─── SOURCE DATA
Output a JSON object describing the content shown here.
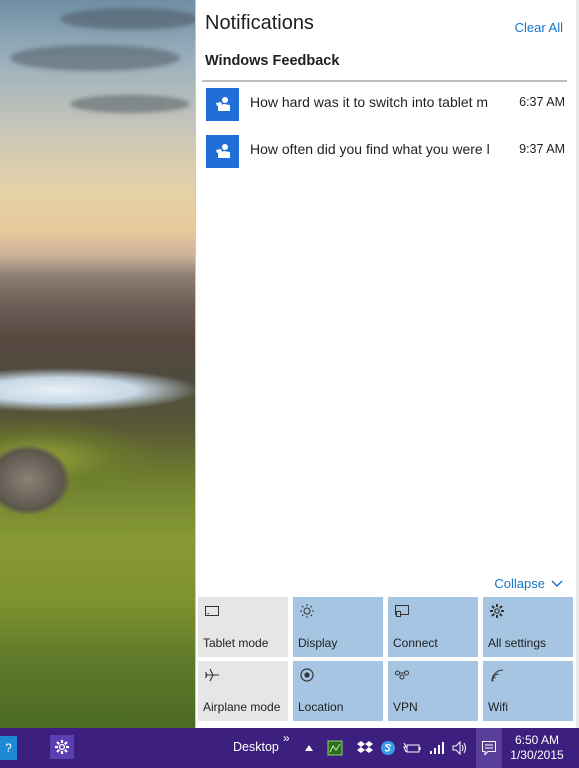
{
  "action_center": {
    "title": "Notifications",
    "clear_all": "Clear All",
    "group": "Windows Feedback",
    "notifications": [
      {
        "icon": "windows-feedback-icon",
        "text": "How hard was it to switch into tablet m",
        "time": "6:37 AM"
      },
      {
        "icon": "windows-feedback-icon",
        "text": "How often did you find what you were l",
        "time": "9:37 AM"
      }
    ],
    "collapse": "Collapse",
    "quick_actions": [
      {
        "label": "Tablet mode",
        "icon": "tablet-mode-icon",
        "active": false
      },
      {
        "label": "Display",
        "icon": "brightness-icon",
        "active": true
      },
      {
        "label": "Connect",
        "icon": "connect-icon",
        "active": true
      },
      {
        "label": "All settings",
        "icon": "gear-icon",
        "active": true
      },
      {
        "label": "Airplane mode",
        "icon": "airplane-icon",
        "active": false
      },
      {
        "label": "Location",
        "icon": "location-icon",
        "active": true
      },
      {
        "label": "VPN",
        "icon": "vpn-icon",
        "active": true
      },
      {
        "label": "Wifi",
        "icon": "wifi-icon",
        "active": true
      }
    ],
    "colors": {
      "accent": "#1a73c9",
      "tile_on": "#a6c5e3",
      "tile_off": "#e6e6e6",
      "app_icon": "#1f6fd6"
    }
  },
  "taskbar": {
    "desktop_label": "Desktop",
    "chevron": "»",
    "time": "6:50 AM",
    "date": "1/30/2015",
    "color": "#3c1f7e"
  }
}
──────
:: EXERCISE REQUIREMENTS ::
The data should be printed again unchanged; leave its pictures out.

:: ANSWER TO THE PROBLEM ::
Output a JSON object describing the content shown here.
{
  "action_center": {
    "title": "Notifications",
    "clear_all": "Clear All",
    "group": "Windows Feedback",
    "notifications": [
      {
        "icon": "windows-feedback-icon",
        "text": "How hard was it to switch into tablet m",
        "time": "6:37 AM"
      },
      {
        "icon": "windows-feedback-icon",
        "text": "How often did you find what you were l",
        "time": "9:37 AM"
      }
    ],
    "collapse": "Collapse",
    "quick_actions": [
      {
        "label": "Tablet mode",
        "icon": "tablet-mode-icon",
        "active": false
      },
      {
        "label": "Display",
        "icon": "brightness-icon",
        "active": true
      },
      {
        "label": "Connect",
        "icon": "connect-icon",
        "active": true
      },
      {
        "label": "All settings",
        "icon": "gear-icon",
        "active": true
      },
      {
        "label": "Airplane mode",
        "icon": "airplane-icon",
        "active": false
      },
      {
        "label": "Location",
        "icon": "location-icon",
        "active": true
      },
      {
        "label": "VPN",
        "icon": "vpn-icon",
        "active": true
      },
      {
        "label": "Wifi",
        "icon": "wifi-icon",
        "active": true
      }
    ],
    "colors": {
      "accent": "#1a73c9",
      "tile_on": "#a6c5e3",
      "tile_off": "#e6e6e6",
      "app_icon": "#1f6fd6"
    }
  },
  "taskbar": {
    "desktop_label": "Desktop",
    "chevron": "»",
    "time": "6:50 AM",
    "date": "1/30/2015",
    "color": "#3c1f7e"
  }
}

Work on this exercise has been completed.